** Data for processing follows **

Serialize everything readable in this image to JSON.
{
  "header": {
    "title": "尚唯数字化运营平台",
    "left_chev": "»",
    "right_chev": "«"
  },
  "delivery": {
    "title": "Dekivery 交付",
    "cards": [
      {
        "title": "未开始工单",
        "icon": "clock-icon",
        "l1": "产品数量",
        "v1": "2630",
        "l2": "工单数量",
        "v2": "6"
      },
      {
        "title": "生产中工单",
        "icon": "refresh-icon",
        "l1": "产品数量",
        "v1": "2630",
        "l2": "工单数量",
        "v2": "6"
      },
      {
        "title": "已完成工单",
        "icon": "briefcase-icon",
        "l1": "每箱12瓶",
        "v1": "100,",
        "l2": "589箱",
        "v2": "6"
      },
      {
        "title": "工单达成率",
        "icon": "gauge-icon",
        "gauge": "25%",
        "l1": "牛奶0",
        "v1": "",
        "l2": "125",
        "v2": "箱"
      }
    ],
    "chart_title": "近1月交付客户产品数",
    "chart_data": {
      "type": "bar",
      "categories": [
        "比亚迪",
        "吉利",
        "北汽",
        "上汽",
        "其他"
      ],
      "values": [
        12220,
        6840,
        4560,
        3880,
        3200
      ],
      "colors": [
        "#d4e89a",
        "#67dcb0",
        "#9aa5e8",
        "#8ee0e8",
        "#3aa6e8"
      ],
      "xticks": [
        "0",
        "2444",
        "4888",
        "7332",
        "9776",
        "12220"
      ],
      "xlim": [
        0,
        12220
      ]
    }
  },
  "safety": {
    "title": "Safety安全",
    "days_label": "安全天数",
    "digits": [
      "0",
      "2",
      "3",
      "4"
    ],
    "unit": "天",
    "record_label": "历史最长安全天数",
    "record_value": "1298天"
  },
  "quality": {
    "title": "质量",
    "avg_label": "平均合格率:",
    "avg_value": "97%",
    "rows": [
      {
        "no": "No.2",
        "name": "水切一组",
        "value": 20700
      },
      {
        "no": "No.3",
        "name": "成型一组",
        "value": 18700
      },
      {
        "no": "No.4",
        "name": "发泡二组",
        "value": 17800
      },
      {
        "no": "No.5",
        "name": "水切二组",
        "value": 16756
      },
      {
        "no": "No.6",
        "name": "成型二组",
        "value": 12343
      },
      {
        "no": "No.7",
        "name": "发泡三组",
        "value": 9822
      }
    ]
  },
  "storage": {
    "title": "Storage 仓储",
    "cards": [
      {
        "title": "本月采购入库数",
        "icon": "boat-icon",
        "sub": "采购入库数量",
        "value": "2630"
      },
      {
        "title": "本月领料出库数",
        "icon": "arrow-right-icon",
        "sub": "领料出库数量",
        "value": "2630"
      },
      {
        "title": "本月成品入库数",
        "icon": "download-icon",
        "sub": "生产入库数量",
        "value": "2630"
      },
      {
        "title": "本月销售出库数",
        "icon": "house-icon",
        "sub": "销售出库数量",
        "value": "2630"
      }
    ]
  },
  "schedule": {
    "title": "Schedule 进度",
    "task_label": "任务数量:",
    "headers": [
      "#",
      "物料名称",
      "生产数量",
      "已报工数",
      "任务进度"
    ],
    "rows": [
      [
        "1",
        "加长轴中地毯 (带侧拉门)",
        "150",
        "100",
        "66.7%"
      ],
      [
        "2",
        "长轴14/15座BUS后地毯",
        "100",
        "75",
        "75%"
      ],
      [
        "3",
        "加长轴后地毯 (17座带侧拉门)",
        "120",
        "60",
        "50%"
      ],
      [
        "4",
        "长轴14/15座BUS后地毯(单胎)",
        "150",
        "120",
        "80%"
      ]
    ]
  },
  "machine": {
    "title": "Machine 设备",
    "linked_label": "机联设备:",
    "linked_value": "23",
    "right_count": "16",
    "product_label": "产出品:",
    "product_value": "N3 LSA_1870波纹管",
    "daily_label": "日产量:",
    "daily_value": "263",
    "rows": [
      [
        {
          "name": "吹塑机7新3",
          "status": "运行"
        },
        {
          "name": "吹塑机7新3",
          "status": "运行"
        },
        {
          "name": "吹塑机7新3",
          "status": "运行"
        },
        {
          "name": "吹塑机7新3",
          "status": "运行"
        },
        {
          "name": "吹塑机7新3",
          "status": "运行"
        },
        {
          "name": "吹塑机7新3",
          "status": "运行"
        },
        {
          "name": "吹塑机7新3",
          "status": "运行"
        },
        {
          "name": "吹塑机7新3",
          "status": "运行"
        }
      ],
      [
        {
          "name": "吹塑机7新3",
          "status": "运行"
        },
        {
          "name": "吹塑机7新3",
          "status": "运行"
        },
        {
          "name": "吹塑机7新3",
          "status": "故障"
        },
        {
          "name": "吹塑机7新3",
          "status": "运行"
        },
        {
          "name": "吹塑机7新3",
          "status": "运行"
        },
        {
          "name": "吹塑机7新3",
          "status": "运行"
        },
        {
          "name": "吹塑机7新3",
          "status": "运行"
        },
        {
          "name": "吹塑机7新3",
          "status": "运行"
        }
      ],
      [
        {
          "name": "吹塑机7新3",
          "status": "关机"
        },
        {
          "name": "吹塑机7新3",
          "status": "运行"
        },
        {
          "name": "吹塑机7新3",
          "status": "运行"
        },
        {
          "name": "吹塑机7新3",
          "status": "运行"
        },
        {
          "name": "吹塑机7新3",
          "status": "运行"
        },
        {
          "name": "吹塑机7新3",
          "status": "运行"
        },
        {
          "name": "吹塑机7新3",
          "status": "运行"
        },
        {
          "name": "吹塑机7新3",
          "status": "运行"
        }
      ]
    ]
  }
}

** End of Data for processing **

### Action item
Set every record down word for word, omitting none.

### Result
Serialize everything readable in this image to JSON.
{
  "header": {
    "title": "尚唯数字化运营平台",
    "left_chev": "»",
    "right_chev": "«"
  },
  "delivery": {
    "title": "Dekivery 交付",
    "cards": [
      {
        "title": "未开始工单",
        "icon": "clock-icon",
        "l1": "产品数量",
        "v1": "2630",
        "l2": "工单数量",
        "v2": "6"
      },
      {
        "title": "生产中工单",
        "icon": "refresh-icon",
        "l1": "产品数量",
        "v1": "2630",
        "l2": "工单数量",
        "v2": "6"
      },
      {
        "title": "已完成工单",
        "icon": "briefcase-icon",
        "l1": "每箱12瓶",
        "v1": "100,",
        "l2": "589箱",
        "v2": "6"
      },
      {
        "title": "工单达成率",
        "icon": "gauge-icon",
        "gauge": "25%",
        "l1": "牛奶0",
        "v1": "",
        "l2": "125",
        "v2": "箱"
      }
    ],
    "chart_title": "近1月交付客户产品数",
    "chart_data": {
      "type": "bar",
      "categories": [
        "比亚迪",
        "吉利",
        "北汽",
        "上汽",
        "其他"
      ],
      "values": [
        12220,
        6840,
        4560,
        3880,
        3200
      ],
      "colors": [
        "#d4e89a",
        "#67dcb0",
        "#9aa5e8",
        "#8ee0e8",
        "#3aa6e8"
      ],
      "xticks": [
        "0",
        "2444",
        "4888",
        "7332",
        "9776",
        "12220"
      ],
      "xlim": [
        0,
        12220
      ]
    }
  },
  "safety": {
    "title": "Safety安全",
    "days_label": "安全天数",
    "digits": [
      "0",
      "2",
      "3",
      "4"
    ],
    "unit": "天",
    "record_label": "历史最长安全天数",
    "record_value": "1298天"
  },
  "quality": {
    "title": "质量",
    "avg_label": "平均合格率:",
    "avg_value": "97%",
    "rows": [
      {
        "no": "No.2",
        "name": "水切一组",
        "value": 20700
      },
      {
        "no": "No.3",
        "name": "成型一组",
        "value": 18700
      },
      {
        "no": "No.4",
        "name": "发泡二组",
        "value": 17800
      },
      {
        "no": "No.5",
        "name": "水切二组",
        "value": 16756
      },
      {
        "no": "No.6",
        "name": "成型二组",
        "value": 12343
      },
      {
        "no": "No.7",
        "name": "发泡三组",
        "value": 9822
      }
    ]
  },
  "storage": {
    "title": "Storage 仓储",
    "cards": [
      {
        "title": "本月采购入库数",
        "icon": "boat-icon",
        "sub": "采购入库数量",
        "value": "2630"
      },
      {
        "title": "本月领料出库数",
        "icon": "arrow-right-icon",
        "sub": "领料出库数量",
        "value": "2630"
      },
      {
        "title": "本月成品入库数",
        "icon": "download-icon",
        "sub": "生产入库数量",
        "value": "2630"
      },
      {
        "title": "本月销售出库数",
        "icon": "house-icon",
        "sub": "销售出库数量",
        "value": "2630"
      }
    ]
  },
  "schedule": {
    "title": "Schedule 进度",
    "task_label": "任务数量:",
    "headers": [
      "#",
      "物料名称",
      "生产数量",
      "已报工数",
      "任务进度"
    ],
    "rows": [
      [
        "1",
        "加长轴中地毯 (带侧拉门)",
        "150",
        "100",
        "66.7%"
      ],
      [
        "2",
        "长轴14/15座BUS后地毯",
        "100",
        "75",
        "75%"
      ],
      [
        "3",
        "加长轴后地毯 (17座带侧拉门)",
        "120",
        "60",
        "50%"
      ],
      [
        "4",
        "长轴14/15座BUS后地毯(单胎)",
        "150",
        "120",
        "80%"
      ]
    ]
  },
  "machine": {
    "title": "Machine 设备",
    "linked_label": "机联设备:",
    "linked_value": "23",
    "right_count": "16",
    "product_label": "产出品:",
    "product_value": "N3 LSA_1870波纹管",
    "daily_label": "日产量:",
    "daily_value": "263",
    "rows": [
      [
        {
          "name": "吹塑机7新3",
          "status": "运行"
        },
        {
          "name": "吹塑机7新3",
          "status": "运行"
        },
        {
          "name": "吹塑机7新3",
          "status": "运行"
        },
        {
          "name": "吹塑机7新3",
          "status": "运行"
        },
        {
          "name": "吹塑机7新3",
          "status": "运行"
        },
        {
          "name": "吹塑机7新3",
          "status": "运行"
        },
        {
          "name": "吹塑机7新3",
          "status": "运行"
        },
        {
          "name": "吹塑机7新3",
          "status": "运行"
        }
      ],
      [
        {
          "name": "吹塑机7新3",
          "status": "运行"
        },
        {
          "name": "吹塑机7新3",
          "status": "运行"
        },
        {
          "name": "吹塑机7新3",
          "status": "故障"
        },
        {
          "name": "吹塑机7新3",
          "status": "运行"
        },
        {
          "name": "吹塑机7新3",
          "status": "运行"
        },
        {
          "name": "吹塑机7新3",
          "status": "运行"
        },
        {
          "name": "吹塑机7新3",
          "status": "运行"
        },
        {
          "name": "吹塑机7新3",
          "status": "运行"
        }
      ],
      [
        {
          "name": "吹塑机7新3",
          "status": "关机"
        },
        {
          "name": "吹塑机7新3",
          "status": "运行"
        },
        {
          "name": "吹塑机7新3",
          "status": "运行"
        },
        {
          "name": "吹塑机7新3",
          "status": "运行"
        },
        {
          "name": "吹塑机7新3",
          "status": "运行"
        },
        {
          "name": "吹塑机7新3",
          "status": "运行"
        },
        {
          "name": "吹塑机7新3",
          "status": "运行"
        },
        {
          "name": "吹塑机7新3",
          "status": "运行"
        }
      ]
    ]
  }
}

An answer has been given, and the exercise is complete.